February 24, 2012
The forecast for Jets' FloodReliable defenceman still wants to be an everyday guy
By PAUL FRIESEN, QMI Agency
WINNIPEG - He was the last man on the ice for Thursday’s morning skate, still out there moving nets for the Zamboni driver when it was over.
He might have stayed out longer, but it was time to flood.
But when would it be time for Flood?
“That’s a good question,” Winnipeg Jets defenceman Mark Flood said. “I’m sure the coaches don’t want to let me sit too long, even if they can put me in for a game or two to let me get back on track. Hopefully not too much longer.”
Hours later, Flood got his wish, dressing and picking up an assist in the Jets 4-3 victory over the Tampa Bay Lightning.
Casual Jets fans could be forgiven for thinking, “Mark who?”
Maybe this will jog the memory: early this season, a defenceman got called up from the minors and scored three goals in his first seven games.
When veterans kept going down with injuries, the guy filled one hole after another and fit right in. Nothing too flashy — the three quick goals aside — but steady as a Vancouver drizzle.
Then everybody got healthy, and he was scratched more often than a Manitoba mosquito bite, out of the lineup since, uh... when, exactly?
“I don’t know,” Flood said, thinking hard. “It was a home game against Buffalo, I think. Which was about 13 or 14 games ago, something like that.”
Actually, he’d missed the last 15 going into Thursday night. Not exactly the textbook way to develop a defenceman.
At 27, but with just 35 big-league games under his belt, Flood should be gobbling up ice time in the AHL, if he’s not playing a regular shift with the Jets.
Instead, he’s doing a slow rot — if not a slow burn.
“That’s not me,” Flood said. “I’d never be bringing any of the guys down or anything like that. Especially it being my first year here and in the NHL. I am happy to be here. But at the same time, of course, you’re not human if you don’t want to be playing, right?”
His problem: he played too well when he was called up.
Ever since, the Jets have been scared to send him back to St. John’s, because he’d have to clear waivers and another NHL team might claim him.
“That would be my fear,” Claude Noel said. “His game has been really consistent, and usually you don’t see that. Usually you see a tail-off.”
So the head coach told him to keep working that tail off, keep his chin up — and wait.
“It is a unique situation,” Flood acknowledged. “I guess it’s a good thing for me. Hopefully they have a plan for me here, at some point, if they don’t want to lose me.”
About a month ago, the Jets told Flood to get his own place, and move his stuff in for the long haul.
But they’ve got to do more than that.
If there’s a reason to trade a veteran defenceman by next Monday’s deadline, it’s wearing No. 36.
Because there’s something you can’t get by practising, alone.

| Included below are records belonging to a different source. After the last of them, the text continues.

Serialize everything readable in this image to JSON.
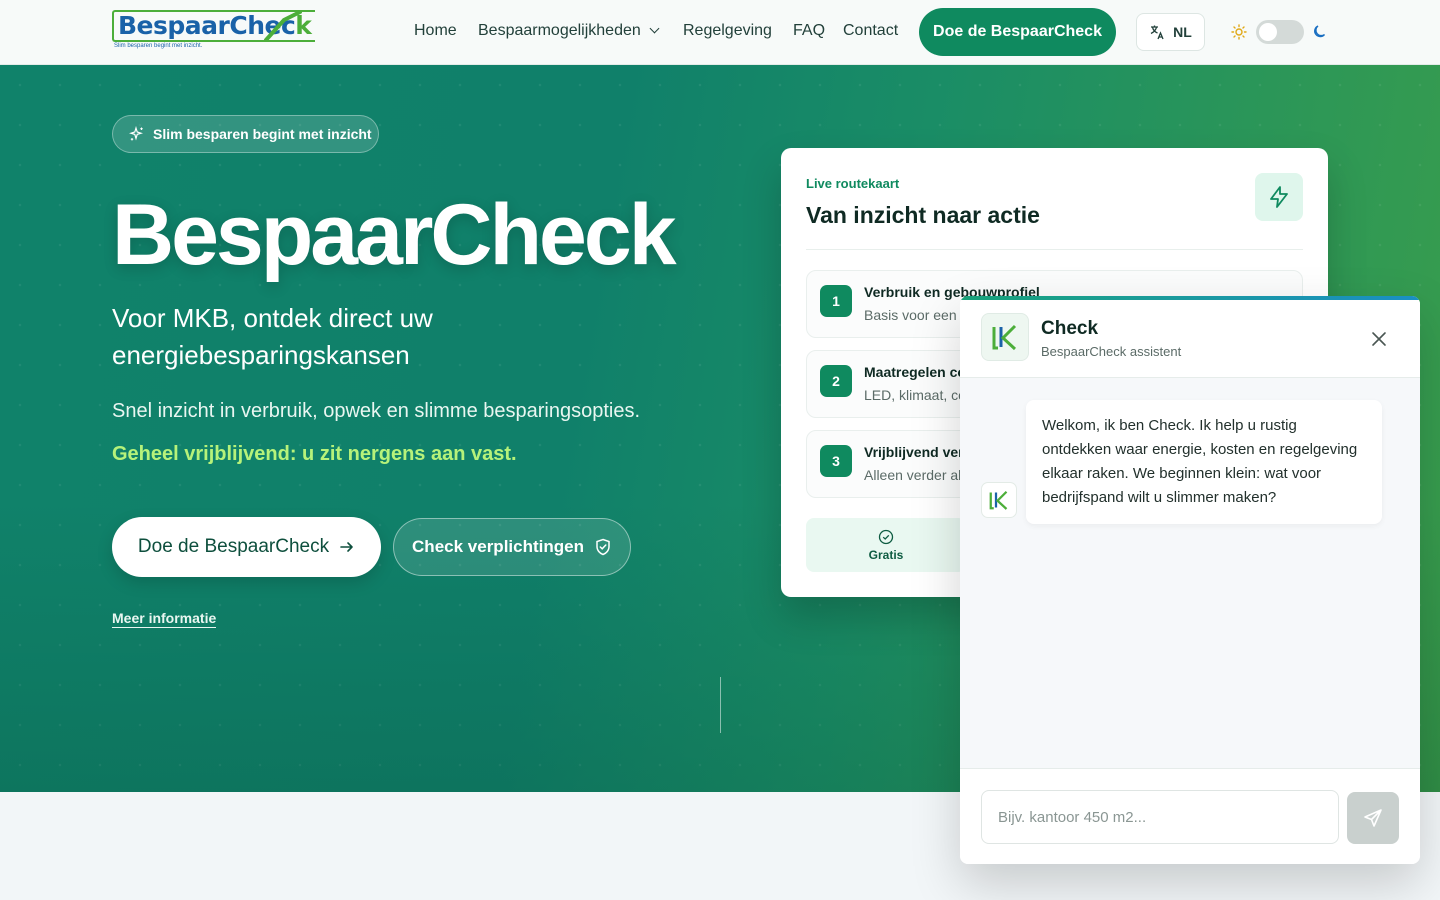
{
  "nav": {
    "logo_main": "BespaarChec",
    "logo_k": "k",
    "logo_tagline": "Slim besparen begint met inzicht.",
    "links": [
      "Home",
      "Bespaarmogelijkheden",
      "Regelgeving",
      "FAQ",
      "Contact"
    ],
    "cta": "Doe de BespaarCheck",
    "language": "NL"
  },
  "hero": {
    "badge": "Slim besparen begint met inzicht",
    "title": "BespaarCheck",
    "subtitle": "Voor MKB, ontdek direct uw energiebesparingskansen",
    "description": "Snel inzicht in verbruik, opwek en slimme besparingsopties.",
    "accent": "Geheel vrijblijvend: u zit nergens aan vast.",
    "primary_button": "Doe de BespaarCheck",
    "secondary_button": "Check verplichtingen",
    "more_link": "Meer informatie"
  },
  "card": {
    "kicker": "Live routekaart",
    "title": "Van inzicht naar actie",
    "steps": [
      {
        "num": "1",
        "title": "Verbruik en gebouwprofiel",
        "text": "Basis voor een r"
      },
      {
        "num": "2",
        "title": "Maatregelen co",
        "text": "LED, klimaat, co"
      },
      {
        "num": "3",
        "title": "Vrijblijvend ver",
        "text": "Alleen verder al"
      }
    ],
    "feature": "Gratis"
  },
  "chat": {
    "name": "Check",
    "role": "BespaarCheck assistent",
    "welcome": "Welkom, ik ben Check. Ik help u rustig ontdekken waar energie, kosten en regelgeving elkaar raken. We beginnen klein: wat voor bedrijfspand wilt u slimmer maken?",
    "input_placeholder": "Bijv. kantoor 450 m2..."
  },
  "icons": {
    "sparkle": "sparkle-icon",
    "lightning": "lightning-icon",
    "arrow": "arrow-right-icon",
    "shield": "shield-check-icon",
    "translate": "translate-icon",
    "sun": "sun-icon",
    "moon": "moon-icon",
    "close": "close-icon",
    "send": "send-icon",
    "check": "check-circle-icon"
  },
  "colors": {
    "primary": "#0f8a5f",
    "accent_text": "#b6f27a",
    "logo_blue": "#1a62a8",
    "logo_green": "#4cae3a"
  }
}
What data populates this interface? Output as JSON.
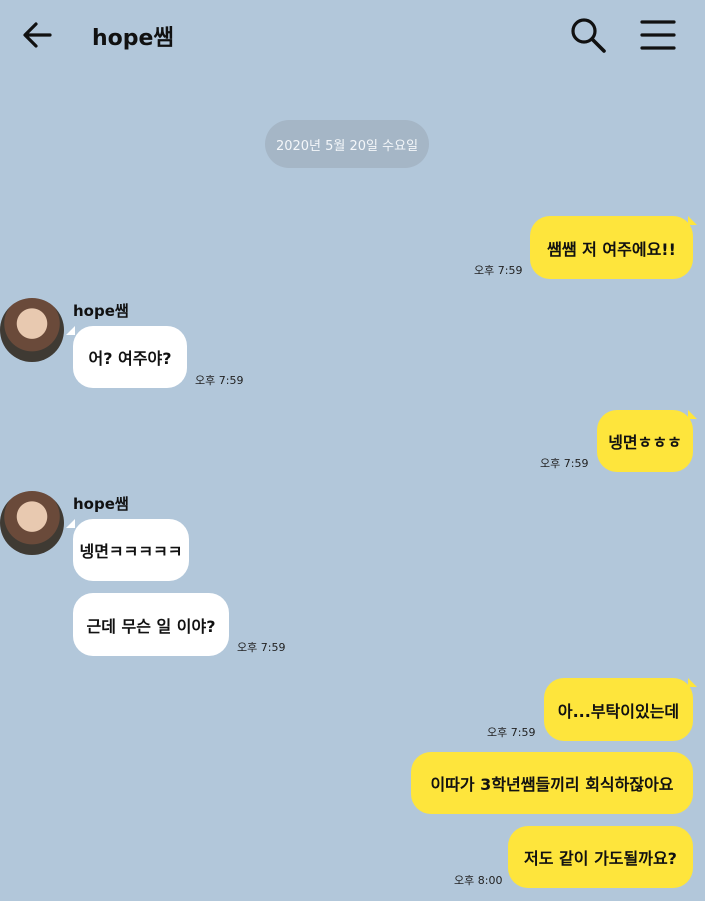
{
  "header": {
    "back_icon": "arrow-left-icon",
    "title": "hope쌤",
    "search_icon": "search-icon",
    "menu_icon": "menu-icon"
  },
  "date_divider": "2020년 5월 20일 수요일",
  "sender_name": "hope쌤",
  "messages": [
    {
      "from": "me",
      "text": "쌤쌤 저 여주에요!!",
      "time": "오후 7:59"
    },
    {
      "from": "them",
      "text": "어? 여주야?",
      "time": "오후 7:59"
    },
    {
      "from": "me",
      "text": "넹면ㅎㅎㅎ",
      "time": "오후 7:59"
    },
    {
      "from": "them",
      "text": "넹면ㅋㅋㅋㅋㅋ",
      "time": ""
    },
    {
      "from": "them",
      "text": "근데 무슨 일 이야?",
      "time": "오후 7:59"
    },
    {
      "from": "me",
      "text": "아...부탁이있는데",
      "time": "오후 7:59"
    },
    {
      "from": "me",
      "text": "이따가 3학년쌤들끼리 회식하잖아요",
      "time": ""
    },
    {
      "from": "me",
      "text": "저도 같이 가도될까요?",
      "time": "오후 8:00"
    }
  ],
  "colors": {
    "background": "#b2c7da",
    "my_bubble": "#fee53c",
    "their_bubble": "#ffffff",
    "date_pill": "#a5b6c6"
  }
}
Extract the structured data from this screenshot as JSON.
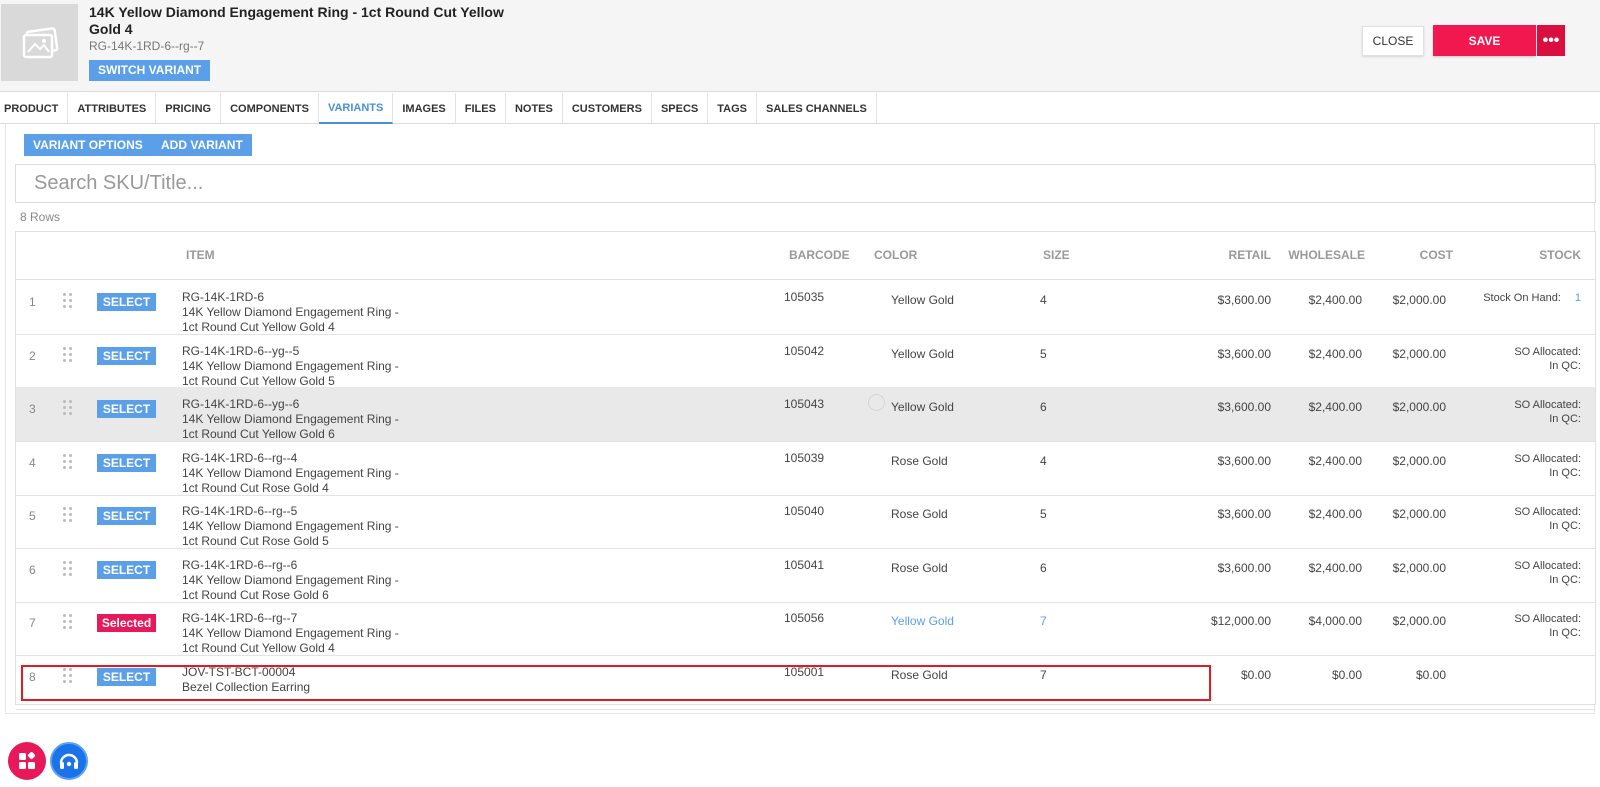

“It’s that real competitive intensity,” Flood said. “You can practise as much as you want, but you never want to hurt a guy or hit a guy in practice. Especially when you haven’t played in 15 games, you don’t want to be the guy to hurt one of our better players.”
So he holds back. Which holds up the progress he was making, maybe even sets it back, although you couldn’t tell Thursday night.
Flood’s sharp pass helped set up the Jets second goal against the Lightning and he finished plus-one, as Noel chose to dress seven defencemen for the first time.
Yet another argument to get the man regular playing time.
Even if it means getting little return for a veteran on the trade market.
Because as much as Flood says he loves simply being in the NHL after six years in the minors, and as professional as he’s been about it, he can’t just keep being the Zamboni driver’s best friend.